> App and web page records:
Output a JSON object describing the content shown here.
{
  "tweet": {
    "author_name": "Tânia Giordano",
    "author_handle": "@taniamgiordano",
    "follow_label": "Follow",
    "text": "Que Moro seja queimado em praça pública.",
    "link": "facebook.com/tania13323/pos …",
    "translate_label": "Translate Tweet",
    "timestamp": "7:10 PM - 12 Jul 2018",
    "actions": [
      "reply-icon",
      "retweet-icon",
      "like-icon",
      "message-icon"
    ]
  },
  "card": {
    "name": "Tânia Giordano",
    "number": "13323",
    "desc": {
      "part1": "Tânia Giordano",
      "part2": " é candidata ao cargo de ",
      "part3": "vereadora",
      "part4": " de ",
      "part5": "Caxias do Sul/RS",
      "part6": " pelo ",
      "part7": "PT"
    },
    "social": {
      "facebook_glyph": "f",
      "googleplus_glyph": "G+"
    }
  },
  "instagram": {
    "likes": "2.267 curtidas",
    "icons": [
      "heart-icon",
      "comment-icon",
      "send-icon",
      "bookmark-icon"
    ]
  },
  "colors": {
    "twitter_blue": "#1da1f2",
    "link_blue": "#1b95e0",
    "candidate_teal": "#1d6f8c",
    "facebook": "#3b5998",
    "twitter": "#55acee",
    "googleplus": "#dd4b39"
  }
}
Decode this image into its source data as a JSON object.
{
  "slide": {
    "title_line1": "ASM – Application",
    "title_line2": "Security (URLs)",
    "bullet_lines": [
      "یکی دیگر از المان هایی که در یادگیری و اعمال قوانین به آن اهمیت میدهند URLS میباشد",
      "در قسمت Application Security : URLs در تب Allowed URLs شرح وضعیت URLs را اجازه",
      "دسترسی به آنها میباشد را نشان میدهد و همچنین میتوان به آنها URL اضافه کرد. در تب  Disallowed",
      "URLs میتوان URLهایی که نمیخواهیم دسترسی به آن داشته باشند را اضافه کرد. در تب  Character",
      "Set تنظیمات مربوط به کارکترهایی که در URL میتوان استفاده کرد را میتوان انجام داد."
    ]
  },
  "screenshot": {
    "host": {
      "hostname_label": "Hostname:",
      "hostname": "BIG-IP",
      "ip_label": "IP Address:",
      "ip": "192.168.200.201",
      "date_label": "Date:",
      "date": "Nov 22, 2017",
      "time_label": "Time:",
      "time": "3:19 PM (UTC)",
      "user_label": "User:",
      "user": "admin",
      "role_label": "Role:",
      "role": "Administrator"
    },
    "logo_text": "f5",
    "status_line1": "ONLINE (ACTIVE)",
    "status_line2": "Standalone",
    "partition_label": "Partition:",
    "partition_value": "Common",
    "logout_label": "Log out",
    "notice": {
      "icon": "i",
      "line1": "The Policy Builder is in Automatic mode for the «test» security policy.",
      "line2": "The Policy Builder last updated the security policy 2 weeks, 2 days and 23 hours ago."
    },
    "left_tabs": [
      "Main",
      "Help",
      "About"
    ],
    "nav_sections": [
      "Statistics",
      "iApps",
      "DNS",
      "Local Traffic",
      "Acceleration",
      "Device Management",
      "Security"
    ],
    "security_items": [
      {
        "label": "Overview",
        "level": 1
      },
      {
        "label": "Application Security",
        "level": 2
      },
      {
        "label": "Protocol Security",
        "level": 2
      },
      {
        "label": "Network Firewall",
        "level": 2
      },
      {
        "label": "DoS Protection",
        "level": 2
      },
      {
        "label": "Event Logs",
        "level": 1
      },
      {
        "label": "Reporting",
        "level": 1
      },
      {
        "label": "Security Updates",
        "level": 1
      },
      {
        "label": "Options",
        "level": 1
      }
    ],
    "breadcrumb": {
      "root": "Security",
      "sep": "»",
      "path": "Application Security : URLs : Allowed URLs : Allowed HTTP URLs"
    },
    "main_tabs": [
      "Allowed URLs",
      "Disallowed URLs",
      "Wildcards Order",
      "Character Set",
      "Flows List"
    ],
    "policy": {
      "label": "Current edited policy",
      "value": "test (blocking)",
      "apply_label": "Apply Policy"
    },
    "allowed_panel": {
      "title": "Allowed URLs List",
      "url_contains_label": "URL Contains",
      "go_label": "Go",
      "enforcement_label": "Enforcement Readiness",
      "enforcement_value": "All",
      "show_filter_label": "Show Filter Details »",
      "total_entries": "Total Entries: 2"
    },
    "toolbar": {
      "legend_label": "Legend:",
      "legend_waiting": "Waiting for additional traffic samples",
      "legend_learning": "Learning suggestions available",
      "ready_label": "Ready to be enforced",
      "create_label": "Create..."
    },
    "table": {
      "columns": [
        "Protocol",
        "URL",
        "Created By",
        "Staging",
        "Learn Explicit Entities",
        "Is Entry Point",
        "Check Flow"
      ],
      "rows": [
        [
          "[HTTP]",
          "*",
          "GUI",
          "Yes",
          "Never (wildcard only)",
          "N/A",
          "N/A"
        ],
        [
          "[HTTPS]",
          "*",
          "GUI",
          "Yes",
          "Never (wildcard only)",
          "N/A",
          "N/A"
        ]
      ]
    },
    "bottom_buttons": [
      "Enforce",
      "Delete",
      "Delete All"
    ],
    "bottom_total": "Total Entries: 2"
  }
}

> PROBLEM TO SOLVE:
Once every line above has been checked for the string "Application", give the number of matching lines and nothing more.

> SOLUTION TO THIS TASK:
4